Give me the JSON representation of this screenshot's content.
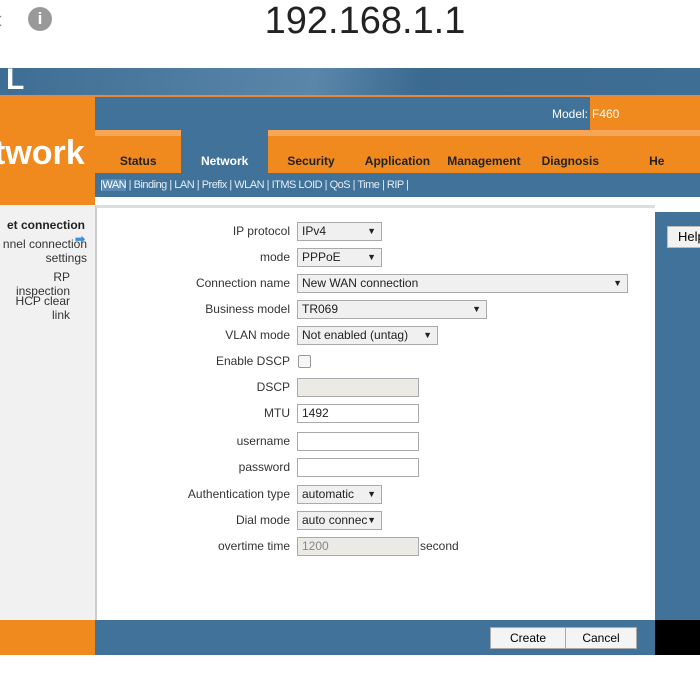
{
  "browser": {
    "url": "192.168.1.1",
    "back_icon": "chevron-left",
    "info_icon": "info-circle"
  },
  "header": {
    "logo": "L",
    "section_title": "twork",
    "model_label": "Model:",
    "model_value": "F460"
  },
  "tabs": [
    {
      "label": "Status"
    },
    {
      "label": "Network"
    },
    {
      "label": "Security"
    },
    {
      "label": "Application"
    },
    {
      "label": "Management"
    },
    {
      "label": "Diagnosis"
    },
    {
      "label": "He"
    }
  ],
  "submenu": [
    "WAN",
    "Binding",
    "LAN",
    "Prefix",
    "WLAN",
    "ITMS LOID",
    "QoS",
    "Time",
    "RIP"
  ],
  "sidebar": {
    "items": [
      "et connection",
      "nnel connection",
      "settings",
      "RP inspection",
      "HCP clear link"
    ]
  },
  "help_label": "Help",
  "form": {
    "ip_protocol": {
      "label": "IP protocol",
      "value": "IPv4"
    },
    "mode": {
      "label": "mode",
      "value": "PPPoE"
    },
    "connection_name": {
      "label": "Connection name",
      "value": "New WAN connection"
    },
    "business_model": {
      "label": "Business model",
      "value": "TR069"
    },
    "vlan_mode": {
      "label": "VLAN mode",
      "value": "Not enabled (untag)"
    },
    "enable_dscp": {
      "label": "Enable DSCP",
      "checked": false
    },
    "dscp": {
      "label": "DSCP",
      "value": ""
    },
    "mtu": {
      "label": "MTU",
      "value": "1492"
    },
    "username": {
      "label": "username",
      "value": ""
    },
    "password": {
      "label": "password",
      "value": ""
    },
    "auth_type": {
      "label": "Authentication type",
      "value": "automatic"
    },
    "dial_mode": {
      "label": "Dial mode",
      "value": "auto connec"
    },
    "overtime": {
      "label": "overtime time",
      "value": "1200",
      "unit": "second"
    }
  },
  "buttons": {
    "create": "Create",
    "cancel": "Cancel"
  }
}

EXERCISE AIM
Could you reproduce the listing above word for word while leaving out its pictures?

SOLUTION TO THIS TASK
Give me the JSON representation of this screenshot's content.
{
  "browser": {
    "url": "192.168.1.1",
    "back_icon": "chevron-left",
    "info_icon": "info-circle"
  },
  "header": {
    "logo": "L",
    "section_title": "twork",
    "model_label": "Model:",
    "model_value": "F460"
  },
  "tabs": [
    {
      "label": "Status"
    },
    {
      "label": "Network"
    },
    {
      "label": "Security"
    },
    {
      "label": "Application"
    },
    {
      "label": "Management"
    },
    {
      "label": "Diagnosis"
    },
    {
      "label": "He"
    }
  ],
  "submenu": [
    "WAN",
    "Binding",
    "LAN",
    "Prefix",
    "WLAN",
    "ITMS LOID",
    "QoS",
    "Time",
    "RIP"
  ],
  "sidebar": {
    "items": [
      "et connection",
      "nnel connection",
      "settings",
      "RP inspection",
      "HCP clear link"
    ]
  },
  "help_label": "Help",
  "form": {
    "ip_protocol": {
      "label": "IP protocol",
      "value": "IPv4"
    },
    "mode": {
      "label": "mode",
      "value": "PPPoE"
    },
    "connection_name": {
      "label": "Connection name",
      "value": "New WAN connection"
    },
    "business_model": {
      "label": "Business model",
      "value": "TR069"
    },
    "vlan_mode": {
      "label": "VLAN mode",
      "value": "Not enabled (untag)"
    },
    "enable_dscp": {
      "label": "Enable DSCP",
      "checked": false
    },
    "dscp": {
      "label": "DSCP",
      "value": ""
    },
    "mtu": {
      "label": "MTU",
      "value": "1492"
    },
    "username": {
      "label": "username",
      "value": ""
    },
    "password": {
      "label": "password",
      "value": ""
    },
    "auth_type": {
      "label": "Authentication type",
      "value": "automatic"
    },
    "dial_mode": {
      "label": "Dial mode",
      "value": "auto connec"
    },
    "overtime": {
      "label": "overtime time",
      "value": "1200",
      "unit": "second"
    }
  },
  "buttons": {
    "create": "Create",
    "cancel": "Cancel"
  }
}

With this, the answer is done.